Google confirmed a “core” update on March 7th, but volatility spiked as early as March 4th, with a second spike on March 8th, and continued for almost two weeks. This may have been multiple updates or one prolonged, rolling update. The “Brackets” name was coined by Glenn Gabe; no details were provided by Google.
MozCast confirmed unusually high SERP flux from May , but it’s unclear if this was directly related to the bugs. Google pre-announced a “site diversity” update, claiming it would improve situations where sites had more than two organic listings. Moz data showed that, while the update did marginally improve SERPs with 3-5 duplicate sites on page one, the impact was relatively small. The update measured at 97°F on MozCast and seemed to impact sites affected by previous core updates. SERP trackers registered multiple days of ranking flux, with MozCast showing early signs on October 2 and peaking at 98°F on October 4. Multiple tools registered very high ranking flux for a few days (MozCast peaked at 116° on February 7th).
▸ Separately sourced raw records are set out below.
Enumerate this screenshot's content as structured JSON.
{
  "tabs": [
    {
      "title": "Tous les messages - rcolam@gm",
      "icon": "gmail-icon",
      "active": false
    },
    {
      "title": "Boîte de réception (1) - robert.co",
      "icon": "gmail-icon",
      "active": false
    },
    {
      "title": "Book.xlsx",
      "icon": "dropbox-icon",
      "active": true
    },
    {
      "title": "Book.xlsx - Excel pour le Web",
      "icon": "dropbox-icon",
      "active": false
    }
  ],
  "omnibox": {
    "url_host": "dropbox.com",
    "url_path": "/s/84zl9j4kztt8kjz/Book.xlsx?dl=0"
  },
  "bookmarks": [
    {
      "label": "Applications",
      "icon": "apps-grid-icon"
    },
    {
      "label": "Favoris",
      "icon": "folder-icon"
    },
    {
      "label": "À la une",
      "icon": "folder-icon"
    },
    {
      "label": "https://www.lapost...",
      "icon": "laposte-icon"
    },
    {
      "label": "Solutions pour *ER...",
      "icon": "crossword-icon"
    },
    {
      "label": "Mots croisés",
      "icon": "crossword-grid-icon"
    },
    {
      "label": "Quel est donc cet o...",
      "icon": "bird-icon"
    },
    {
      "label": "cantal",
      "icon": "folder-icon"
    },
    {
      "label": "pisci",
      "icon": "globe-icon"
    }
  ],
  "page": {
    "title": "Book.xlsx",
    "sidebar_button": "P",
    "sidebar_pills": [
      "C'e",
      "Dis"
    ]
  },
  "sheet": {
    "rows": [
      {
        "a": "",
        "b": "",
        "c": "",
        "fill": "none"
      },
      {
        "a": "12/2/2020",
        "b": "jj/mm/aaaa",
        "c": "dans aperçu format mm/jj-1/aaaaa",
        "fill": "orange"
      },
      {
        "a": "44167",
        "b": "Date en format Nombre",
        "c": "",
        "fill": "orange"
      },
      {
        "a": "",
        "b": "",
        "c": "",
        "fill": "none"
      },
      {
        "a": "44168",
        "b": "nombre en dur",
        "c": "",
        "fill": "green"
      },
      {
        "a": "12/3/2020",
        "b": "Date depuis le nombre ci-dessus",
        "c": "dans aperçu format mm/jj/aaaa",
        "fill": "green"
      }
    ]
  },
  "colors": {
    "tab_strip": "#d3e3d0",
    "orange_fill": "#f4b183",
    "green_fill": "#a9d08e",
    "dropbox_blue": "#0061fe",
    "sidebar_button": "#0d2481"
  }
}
Starting around August 16, SEOs began to notice a substantial increase in Google rewriting page titles in SERPs. Google later confirmed this change , and, after many complaints about result quality issues, scaled back some of the changes in September. MozCast measured very high volatility, peaking at 105.0°F, just two days after recording a temperature of 101.3°F.